Give the number of lines in these entries that contain "TENUTA", and nothing more.
╭─ Records
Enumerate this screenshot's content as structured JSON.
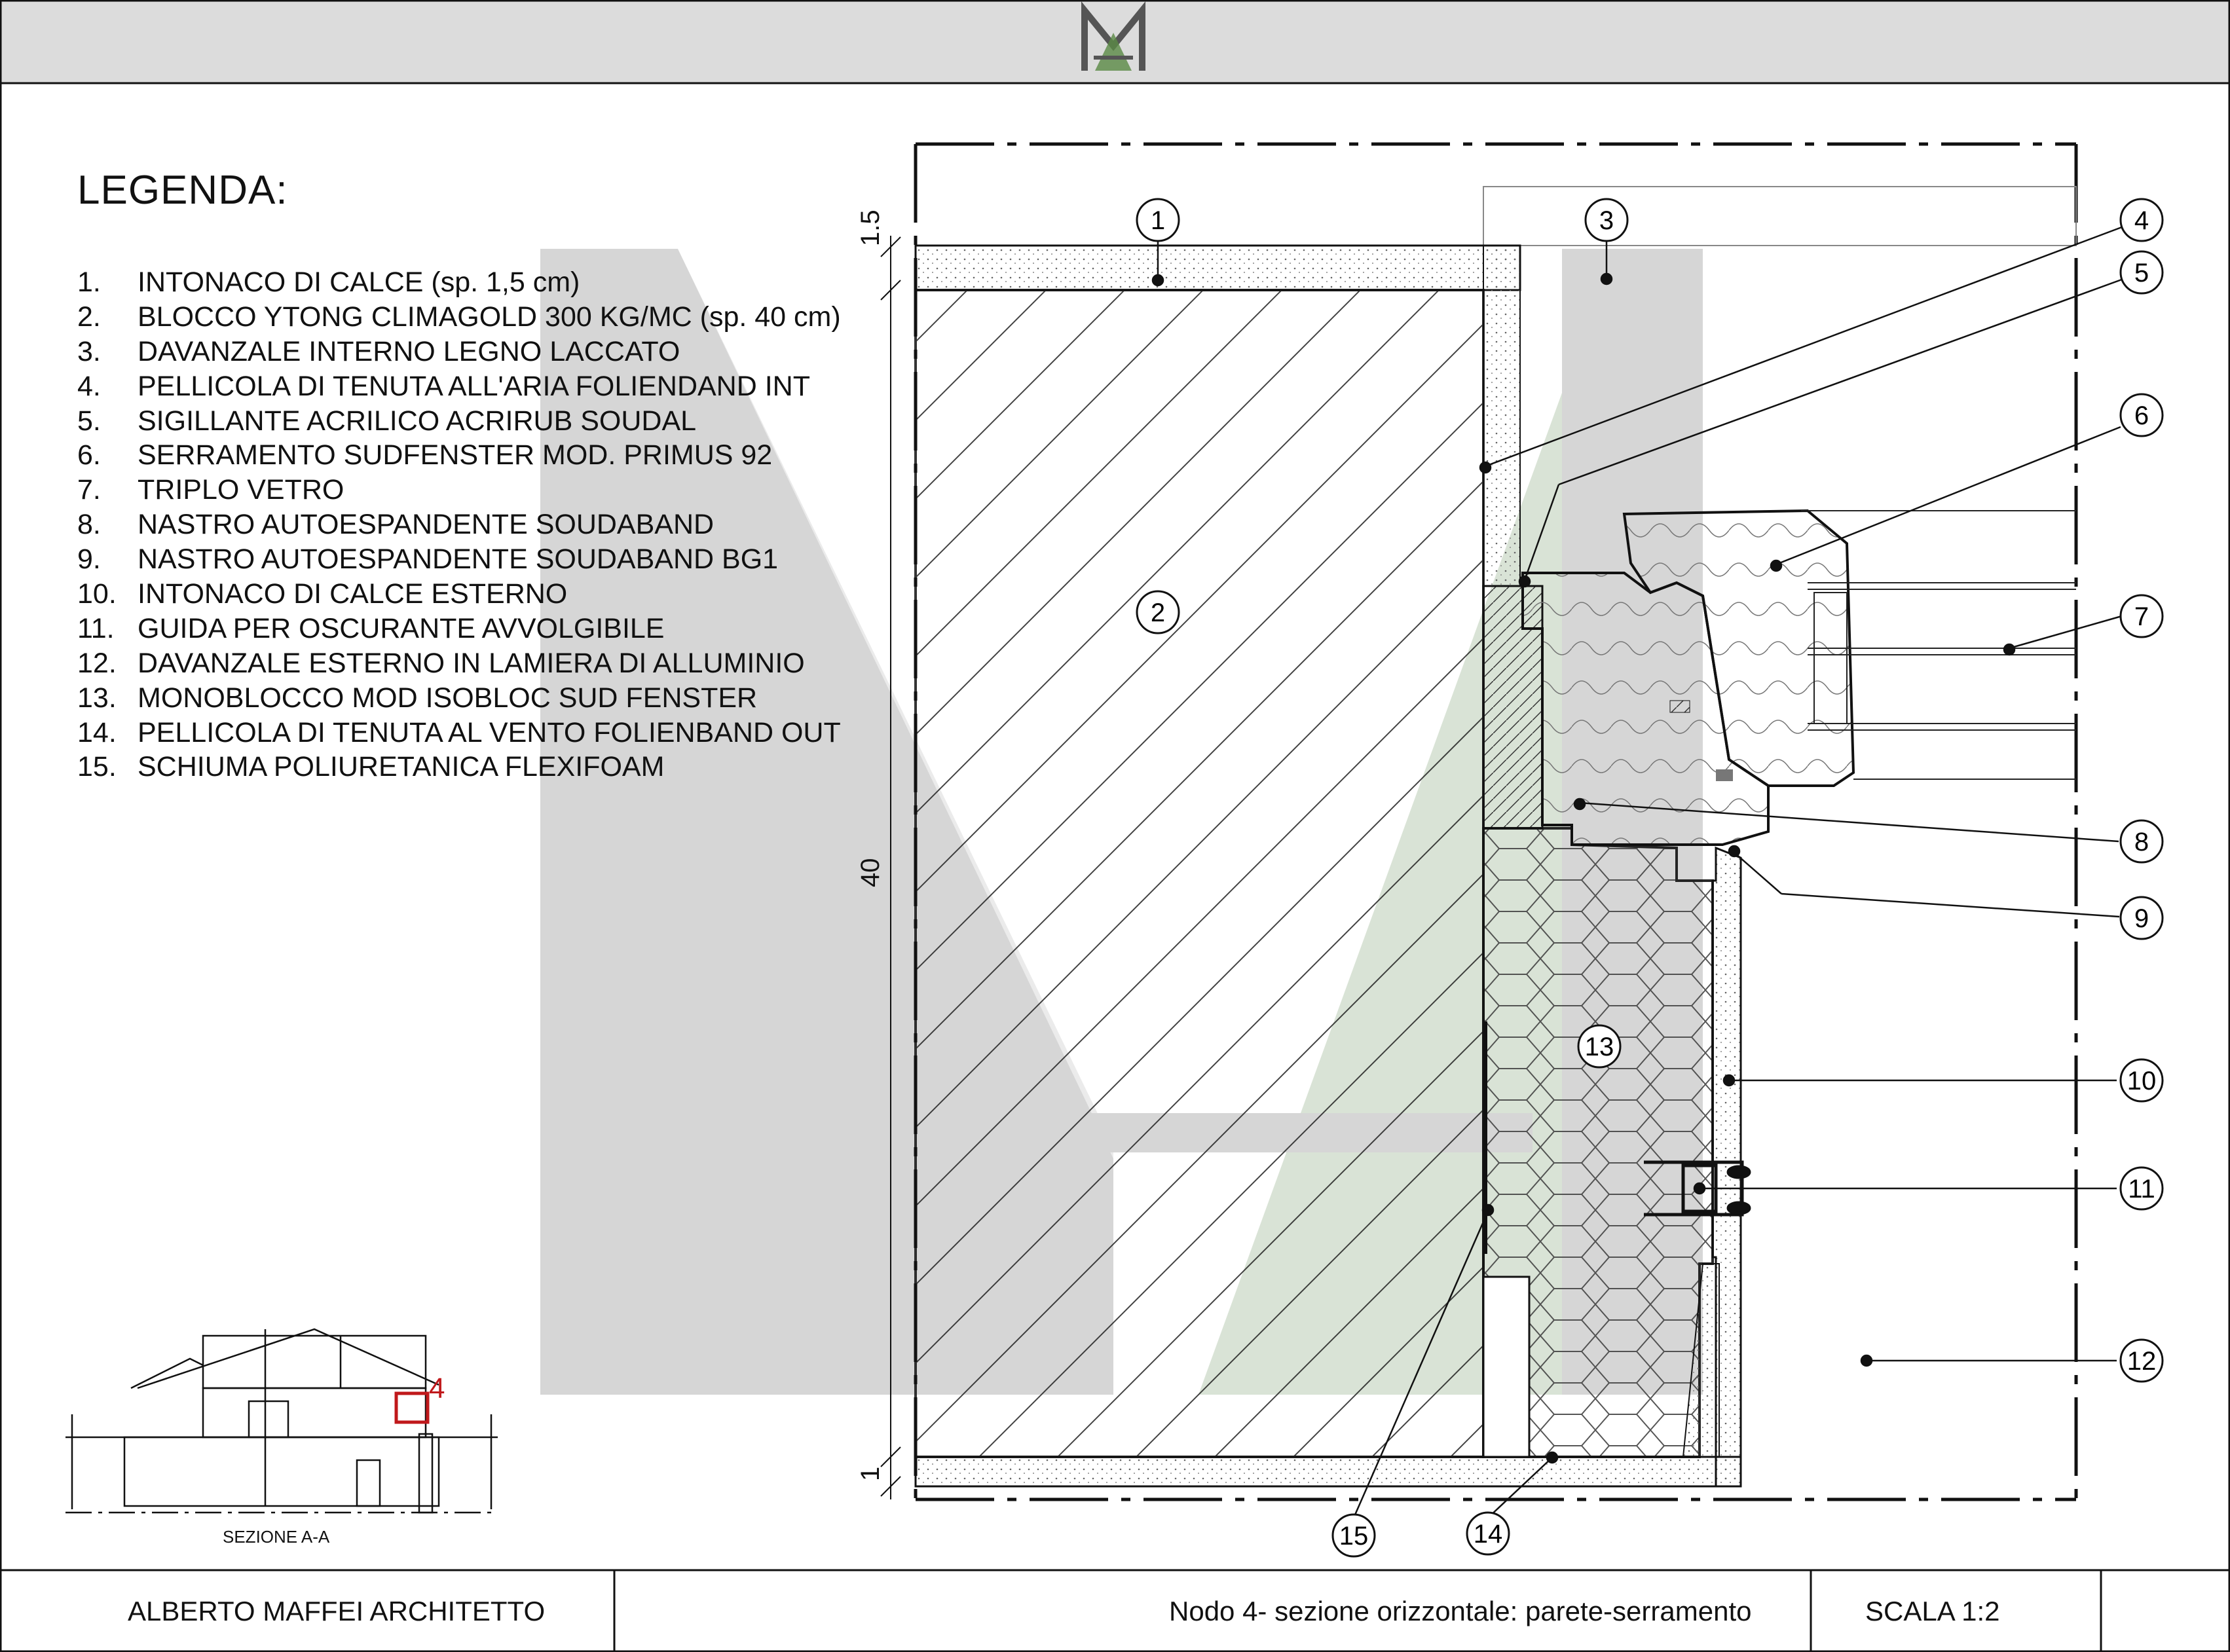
{
  "legend": {
    "title": "LEGENDA:",
    "items": [
      {
        "num": "1.",
        "text": "INTONACO DI CALCE (sp. 1,5 cm)"
      },
      {
        "num": "2.",
        "text": "BLOCCO YTONG CLIMAGOLD 300 KG/MC (sp. 40 cm)"
      },
      {
        "num": "3.",
        "text": "DAVANZALE INTERNO LEGNO LACCATO"
      },
      {
        "num": "4.",
        "text": "PELLICOLA DI TENUTA ALL'ARIA FOLIENDAND INT"
      },
      {
        "num": "5.",
        "text": "SIGILLANTE ACRILICO ACRIRUB SOUDAL"
      },
      {
        "num": "6.",
        "text": "SERRAMENTO SUDFENSTER MOD. PRIMUS 92"
      },
      {
        "num": "7.",
        "text": "TRIPLO VETRO"
      },
      {
        "num": "8.",
        "text": "NASTRO AUTOESPANDENTE SOUDABAND"
      },
      {
        "num": "9.",
        "text": "NASTRO AUTOESPANDENTE SOUDABAND BG1"
      },
      {
        "num": "10.",
        "text": "INTONACO DI CALCE ESTERNO"
      },
      {
        "num": "11.",
        "text": "GUIDA PER OSCURANTE AVVOLGIBILE"
      },
      {
        "num": "12.",
        "text": "DAVANZALE ESTERNO IN LAMIERA DI ALLUMINIO"
      },
      {
        "num": "13.",
        "text": "MONOBLOCCO MOD ISOBLOC  SUD FENSTER"
      },
      {
        "num": "14.",
        "text": "PELLICOLA DI TENUTA AL VENTO FOLIENBAND OUT"
      },
      {
        "num": "15.",
        "text": "SCHIUMA POLIURETANICA FLEXIFOAM"
      }
    ]
  },
  "drawing": {
    "dimensions": {
      "top": "1.5",
      "middle": "40",
      "bottom": "1"
    },
    "callouts": [
      "1",
      "2",
      "3",
      "4",
      "5",
      "6",
      "7",
      "8",
      "9",
      "10",
      "11",
      "12",
      "13",
      "14",
      "15"
    ]
  },
  "key_plan": {
    "caption": "SEZIONE A-A",
    "marker": "4"
  },
  "title_block": {
    "author": "ALBERTO MAFFEI ARCHITETTO",
    "node_title": "Nodo 4- sezione orizzontale: parete-serramento",
    "scale": "SCALA 1:2"
  },
  "colors": {
    "header_bg": "#dcdcdc",
    "watermark_gray": "#d6d6d6",
    "watermark_green": "#d9e3d6",
    "marker_red": "#c0181b",
    "line": "#111111"
  },
  "logo": {
    "letter": "M"
  }
}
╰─
== Your solution ==
2